WASHINGTON D.C., U.S.A. – Bomba Estéreo, a Colombia-based band, started the year on fire, performing at two festivals in Latin America before rocking the United States during a 29-city tour.
“Our music is reaching new audiences,” said Julián Salazar, Bomba Estéreo’s guitarist, about their U.S. tour, which began in mid-April.
The name of the band’s tour, “Body and Soul,” couldn’t have been more fitting.
“When we are on stage, we try to give as much of ourselves as we can,” Salazar said. “When the fans start dancing and jumping, that in turn gives us a lot more energy.”
The effort exerted by Bomba Estéreo during a show moves and inspires the audience, which was evident during a recent show at the Black Cat in Washington, D.C., on May 5.
The band promotes its latest album, “Ponte Bomb,” which features the band’s version of Technotronic’s dance-floor late 1980’s classic “Pump up the Jam” as well as an assortment of innovative remixes for “Fuego” and “La Boquilla.”
The U.S. tour has been satisfying and a great platform for the band to gain exposure, Salazar said.
Bomba Estéreo’s music transcends linguistic barriers and no matter where it plays, the audience can’t resist moving to the band’s soothing sounds, Salazar said.
“We didn’t expect for people to know our music [before the show],” he said. “But the reception we’ve had has been quite surprising.”
Salazar said Bomba Estéreo prefers to play in small, intimate venues, which allows it to make a stronger connection to the audience.
“In smaller venues you are in direct contact with the crowd and you feel their energy,” he said.
This foursome of Bomba Estéreo came together during a project organized by Simón Mejía, the band’s founder and bassist/programmer, in 2005.
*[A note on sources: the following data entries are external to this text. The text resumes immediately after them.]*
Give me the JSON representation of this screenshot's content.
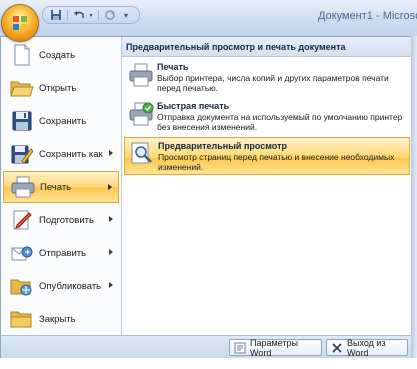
{
  "window": {
    "title": "Документ1 - Microsof"
  },
  "quick_access": {
    "items": [
      {
        "icon": "save-icon"
      },
      {
        "icon": "undo-icon"
      },
      {
        "icon": "redo-icon"
      },
      {
        "icon": "customize-qat-icon"
      }
    ]
  },
  "office_button": {
    "icon": "office-logo-icon"
  },
  "menu": {
    "items": [
      {
        "label": "Создать",
        "icon": "new-document-icon",
        "submenu": false
      },
      {
        "label": "Открыть",
        "icon": "open-folder-icon",
        "submenu": false
      },
      {
        "label": "Сохранить",
        "icon": "save-icon",
        "submenu": false
      },
      {
        "label": "Сохранить как",
        "icon": "save-as-icon",
        "submenu": true
      },
      {
        "label": "Печать",
        "icon": "print-icon",
        "submenu": true,
        "selected": true
      },
      {
        "label": "Подготовить",
        "icon": "prepare-icon",
        "submenu": true
      },
      {
        "label": "Отправить",
        "icon": "send-icon",
        "submenu": true
      },
      {
        "label": "Опубликовать",
        "icon": "publish-icon",
        "submenu": true
      },
      {
        "label": "Закрыть",
        "icon": "close-folder-icon",
        "submenu": false
      }
    ]
  },
  "submenu": {
    "header": "Предварительный просмотр и печать документа",
    "items": [
      {
        "title": "Печать",
        "desc": "Выбор принтера, числа копий и других параметров печати перед печатью.",
        "icon": "print-icon"
      },
      {
        "title": "Быстрая печать",
        "desc": "Отправка документа на используемый по умолчанию принтер без внесения изменений.",
        "icon": "quick-print-icon"
      },
      {
        "title": "Предварительный просмотр",
        "desc": "Просмотр страниц перед печатью и внесение необходимых изменений.",
        "icon": "print-preview-icon",
        "selected": true
      }
    ]
  },
  "bottom": {
    "options_label": "Параметры Word",
    "exit_label": "Выход из Word"
  }
}
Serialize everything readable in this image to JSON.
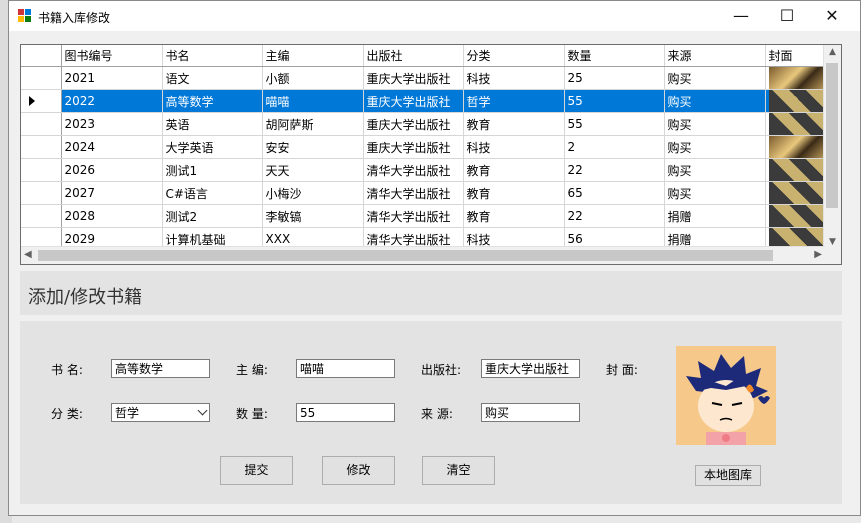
{
  "window": {
    "title": "书籍入库修改",
    "minimize": "—",
    "maximize": "☐",
    "close": "✕"
  },
  "grid": {
    "columns": [
      "图书编号",
      "书名",
      "主编",
      "出版社",
      "分类",
      "数量",
      "来源",
      "封面"
    ],
    "rows": [
      {
        "id": "2021",
        "name": "语文",
        "editor": "小额",
        "publisher": "重庆大学出版社",
        "category": "科技",
        "qty": "25",
        "source": "购买"
      },
      {
        "id": "2022",
        "name": "高等数学",
        "editor": "喵喵",
        "publisher": "重庆大学出版社",
        "category": "哲学",
        "qty": "55",
        "source": "购买"
      },
      {
        "id": "2023",
        "name": "英语",
        "editor": "胡阿萨斯",
        "publisher": "重庆大学出版社",
        "category": "教育",
        "qty": "55",
        "source": "购买"
      },
      {
        "id": "2024",
        "name": "大学英语",
        "editor": "安安",
        "publisher": "重庆大学出版社",
        "category": "科技",
        "qty": "2",
        "source": "购买"
      },
      {
        "id": "2026",
        "name": "测试1",
        "editor": "天天",
        "publisher": "清华大学出版社",
        "category": "教育",
        "qty": "22",
        "source": "购买"
      },
      {
        "id": "2027",
        "name": "C#语言",
        "editor": "小梅沙",
        "publisher": "清华大学出版社",
        "category": "教育",
        "qty": "65",
        "source": "购买"
      },
      {
        "id": "2028",
        "name": "测试2",
        "editor": "李敏镐",
        "publisher": "清华大学出版社",
        "category": "教育",
        "qty": "22",
        "source": "捐赠"
      },
      {
        "id": "2029",
        "name": "计算机基础",
        "editor": "XXX",
        "publisher": "清华大学出版社",
        "category": "科技",
        "qty": "56",
        "source": "捐赠"
      }
    ],
    "selected_index": 1
  },
  "section": {
    "title": "添加/修改书籍"
  },
  "form": {
    "name_label": "书    名:",
    "name_value": "高等数学",
    "editor_label": "主    编:",
    "editor_value": "喵喵",
    "publisher_label": "出版社:",
    "publisher_value": "重庆大学出版社",
    "cover_label": "封    面:",
    "category_label": "分    类:",
    "category_value": "哲学",
    "qty_label": "数    量:",
    "qty_value": "55",
    "source_label": "来    源:",
    "source_value": "购买",
    "submit": "提交",
    "modify": "修改",
    "clear": "清空",
    "local_image": "本地图库"
  },
  "colors": {
    "selection": "#0078d7"
  }
}
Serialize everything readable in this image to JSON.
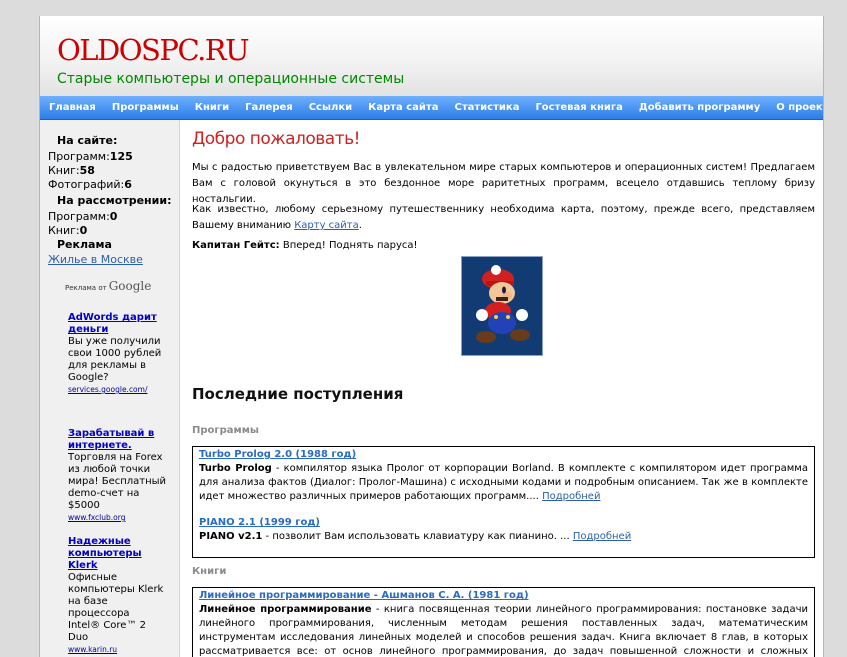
{
  "header": {
    "title": "OLDOSPC.RU",
    "subtitle": "Старые компьютеры и операционные системы"
  },
  "nav": {
    "items": [
      "Главная",
      "Программы",
      "Книги",
      "Галерея",
      "Ссылки",
      "Карта сайта",
      "Статистика",
      "Гостевая книга",
      "Добавить программу",
      "О проекте"
    ]
  },
  "sidebar": {
    "on_site_heading": "На сайте:",
    "programs_label": "Программ:",
    "programs_count": "125",
    "books_label": "Книг:",
    "books_count": "58",
    "photos_label": "Фотографий:",
    "photos_count": "6",
    "review_heading": "На рассмотрении:",
    "review_programs_label": "Программ:",
    "review_programs_count": "0",
    "review_books_label": "Книг:",
    "review_books_count": "0",
    "ads_heading": "Реклама",
    "ads_link": "Жилье в Москве",
    "google_label": "Реклама от",
    "google_logo": "Google",
    "ads": [
      {
        "title_lines": [
          "AdWords дарит",
          "деньги"
        ],
        "text_lines": [
          "Вы уже получили",
          "свои 1000 рублей",
          "для рекламы в",
          "Google?"
        ],
        "url": "services.google.com/"
      },
      {
        "title_lines": [
          "Зарабатывай в",
          "интернете."
        ],
        "text_lines": [
          "Торговля на Forex",
          "из любой точки",
          "мира! Бесплатный",
          "demo-счет на $5000"
        ],
        "url": "www.fxclub.org"
      },
      {
        "title_lines": [
          "Надежные",
          "компьютеры",
          "Klerk"
        ],
        "text_lines": [
          "Офисные",
          "компьютеры Klerk",
          "на базе процессора",
          "Intel® Core™ 2 Duo"
        ],
        "url": "www.karin.ru"
      }
    ]
  },
  "main": {
    "welcome_title": "Добро пожаловать!",
    "intro": "Мы с радостью приветствуем Вас в увлекательном мире старых компьютеров и операционных систем! Предлагаем Вам с головой окунуться в это бездонное море раритетных программ, всецело отдавшись теплому бризу ностальгии.",
    "map_text": "Как известно, любому серьезному путешественнику необходима карта, поэтому, прежде всего, представляем Вашему вниманию",
    "map_link": "Карту сайта",
    "map_end": ".",
    "captain_name": "Капитан Гейтс:",
    "captain_quote": " Вперед! Поднять паруса!",
    "latest_heading": "Последние поступления",
    "programs_category": "Программы",
    "books_category": "Книги",
    "program_items": [
      {
        "title": "Turbo Prolog 2.0 (1988 год)",
        "name": "Turbo Prolog",
        "desc": " - компилятор языка Пролог от корпорации Borland. В комплекте с компилятором идет программа для анализа фактов (Диалог: Пролог-Машина) с исходными кодами и подробным описанием. Так же в комплекте идет множество различных примеров работающих программ....",
        "more": "Подробней"
      },
      {
        "title": "PIANO 2.1 (1999 год)",
        "name": "PIANO v2.1",
        "desc": " - позволит Вам использовать клавиатуру как пианино. ... ",
        "more": "Подробней"
      }
    ],
    "book_items": [
      {
        "title": "Линейное программирование - Ашманов С. А. (1981 год)",
        "name": "Линейное программирование",
        "desc": " - книга посвященная теории линейного программирования: постановке задачи линейного программирования, численным методам решения поставленных задач, математическим инструментам исследования линейных моделей и способов решения задач. Книга включает 8 глав, в которых рассматривается все: от основ линейного программирования, до задач повышенной сложности и сложных математических методов. В книге дается ряд упражнений, а так же подробный разбор их решения. Все представленные в книге алгоритмы математических"
      }
    ]
  },
  "colors": {
    "brand_red": "#cc0000",
    "subtitle_green": "#008800",
    "nav_blue": "#2c7ce8",
    "link_blue": "#2a6cc4"
  },
  "icons": [
    "mario-image"
  ]
}
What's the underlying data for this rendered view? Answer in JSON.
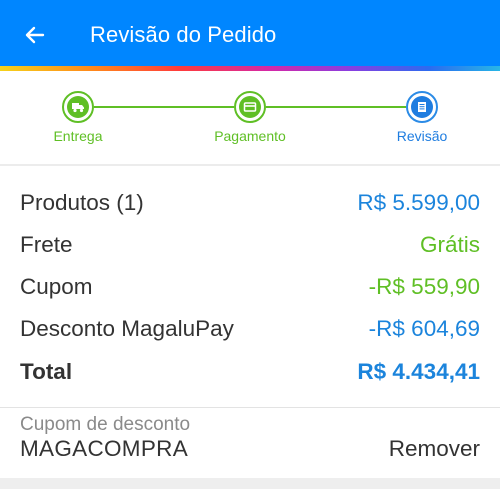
{
  "header": {
    "title": "Revisão do Pedido",
    "back_icon": "arrow-left-icon",
    "background_color": "#0086ff"
  },
  "stepper": {
    "steps": [
      {
        "label": "Entrega",
        "icon": "truck-icon",
        "state": "done"
      },
      {
        "label": "Pagamento",
        "icon": "credit-card-icon",
        "state": "done"
      },
      {
        "label": "Revisão",
        "icon": "document-icon",
        "state": "current"
      }
    ],
    "done_color": "#5fbf25",
    "current_color": "#1f7de0"
  },
  "summary": {
    "products": {
      "label": "Produtos (1)",
      "value": "R$ 5.599,00"
    },
    "shipping": {
      "label": "Frete",
      "value": "Grátis"
    },
    "coupon": {
      "label": "Cupom",
      "value": "-R$ 559,90"
    },
    "discount": {
      "label": "Desconto MagaluPay",
      "value": "-R$ 604,69"
    },
    "total": {
      "label": "Total",
      "value": "R$ 4.434,41"
    }
  },
  "coupon_section": {
    "label": "Cupom de desconto",
    "code": "MAGACOMPRA",
    "remove_label": "Remover"
  }
}
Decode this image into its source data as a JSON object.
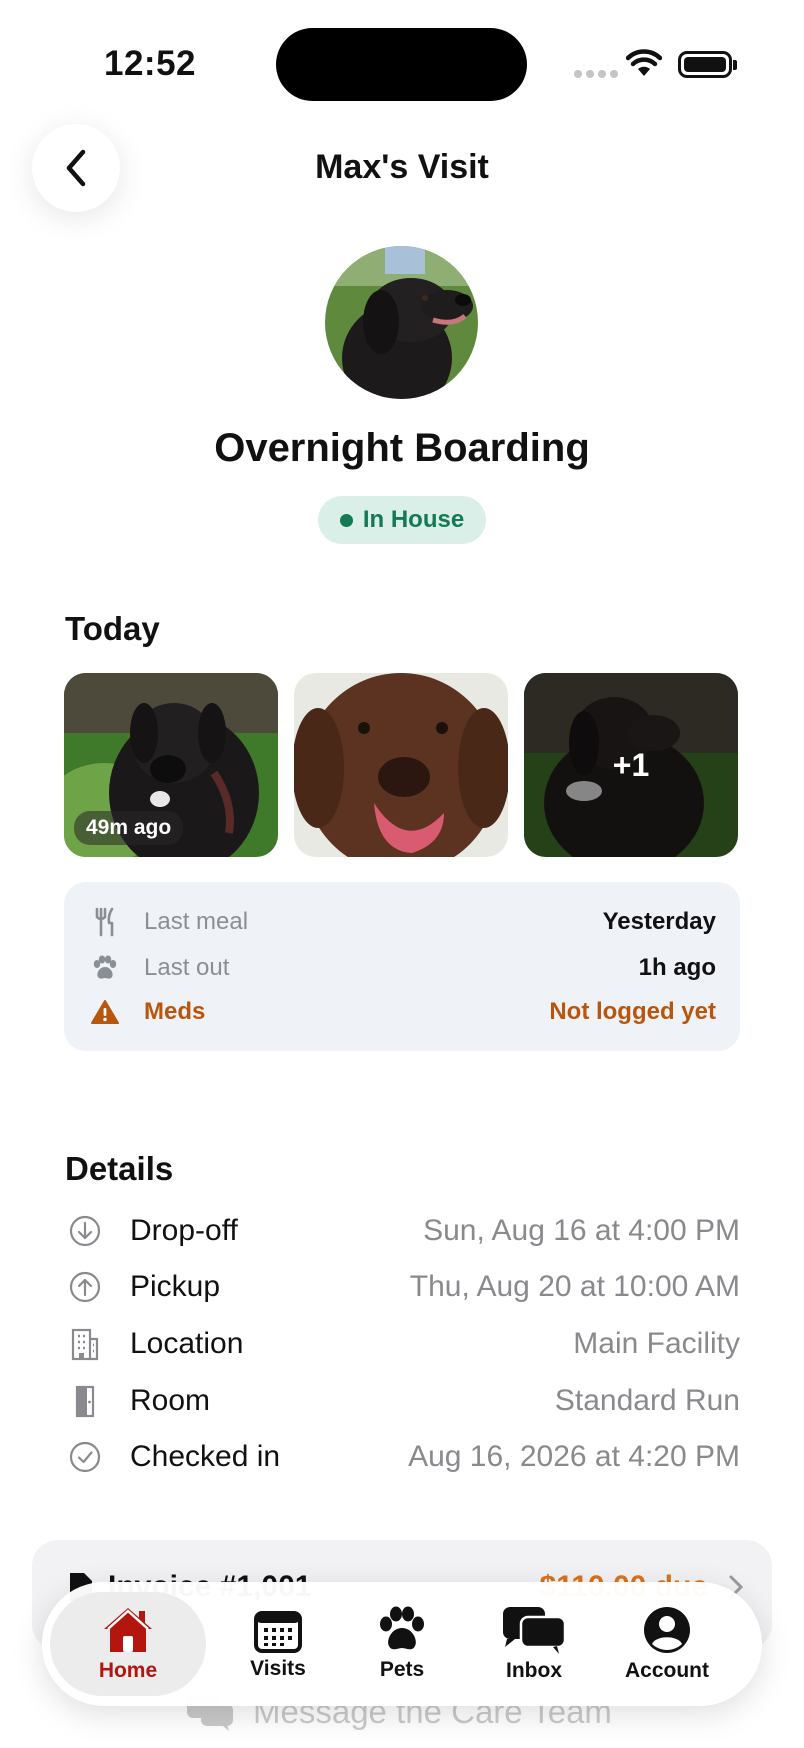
{
  "status_bar": {
    "time": "12:52"
  },
  "nav": {
    "title": "Max's Visit"
  },
  "visit": {
    "service": "Overnight Boarding",
    "status": "In House",
    "status_color": "#137a55"
  },
  "today": {
    "title": "Today",
    "photos": [
      {
        "caption": "49m ago"
      },
      {
        "caption": ""
      },
      {
        "overlay": "+1"
      }
    ],
    "care": [
      {
        "icon": "utensils-icon",
        "label": "Last meal",
        "value": "Yesterday"
      },
      {
        "icon": "paw-icon",
        "label": "Last out",
        "value": "1h ago"
      },
      {
        "icon": "warning-icon",
        "label": "Meds",
        "value": "Not logged yet",
        "color": "#b9560d"
      }
    ]
  },
  "details": {
    "title": "Details",
    "rows": [
      {
        "icon": "arrow-down-circle-icon",
        "label": "Drop-off",
        "value": "Sun, Aug 16 at 4:00 PM"
      },
      {
        "icon": "arrow-up-circle-icon",
        "label": "Pickup",
        "value": "Thu, Aug 20 at 10:00 AM"
      },
      {
        "icon": "building-icon",
        "label": "Location",
        "value": "Main Facility"
      },
      {
        "icon": "door-icon",
        "label": "Room",
        "value": "Standard Run"
      },
      {
        "icon": "check-circle-icon",
        "label": "Checked in",
        "value": "Aug 16, 2026 at 4:20 PM"
      }
    ]
  },
  "invoice": {
    "label": "Invoice #1,001",
    "amount": "$110.00 due"
  },
  "message": {
    "label": "Message the Care Team"
  },
  "tabs": [
    {
      "label": "Home",
      "icon": "home-icon",
      "active": true
    },
    {
      "label": "Visits",
      "icon": "calendar-icon"
    },
    {
      "label": "Pets",
      "icon": "paw-icon"
    },
    {
      "label": "Inbox",
      "icon": "chat-icon"
    },
    {
      "label": "Account",
      "icon": "account-icon"
    }
  ],
  "colors": {
    "accent": "#b3160f",
    "warning": "#b9560d",
    "success": "#137a55",
    "invoice_due": "#d9731a"
  }
}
But Bomba Estéreo’s success didn’t come overnight.
The band originally was formed as A.M. 770, as an assembly of disc jockeys and visual artists, led by Mejía.
Mejía first teamed with Liliana Saumet, the band’s lead vocalist, and the two released Bomba Estéreo’s first album, “Vol. 1,” in 2006.
Mejía and Saumet were joined by Salazar as lead guitarist and Kike Egurrola on drums, completing the band.
Since then, the band found its niche with striking sounds of electronic music mixed with Colombian folkloric roots music mixed with hip-hop beats.
Bomba Estéreo’s musical style has taken them to key festivals like South by Southwest, Lollapalooza, Coachella, and many others throughout the world.
Salazar said the band’s hard work is paying off.
“People are realizing that we are a band that knows its identity and have come a long way,” he said.
Bomba Estéreo also is receiving praise from the music and movie industries.
The recently released American film “Limitless” features a remix of Bomba Estéreo’s “La Boquilla,” a song featured on the “Ponte Bomb” album.
Last summer, Bomba Estéreo was named “Best New Band in the World” by MTV. The group recorded a session with fans in a small downtown New York City venue for MTV.
Salazar said they will work on their third album, which is expected to be released later this year, when they’re done touring.
“We are still in the process of composing songs,” Salazar said about the recording of their third album. “There is still a lot of work to be done.”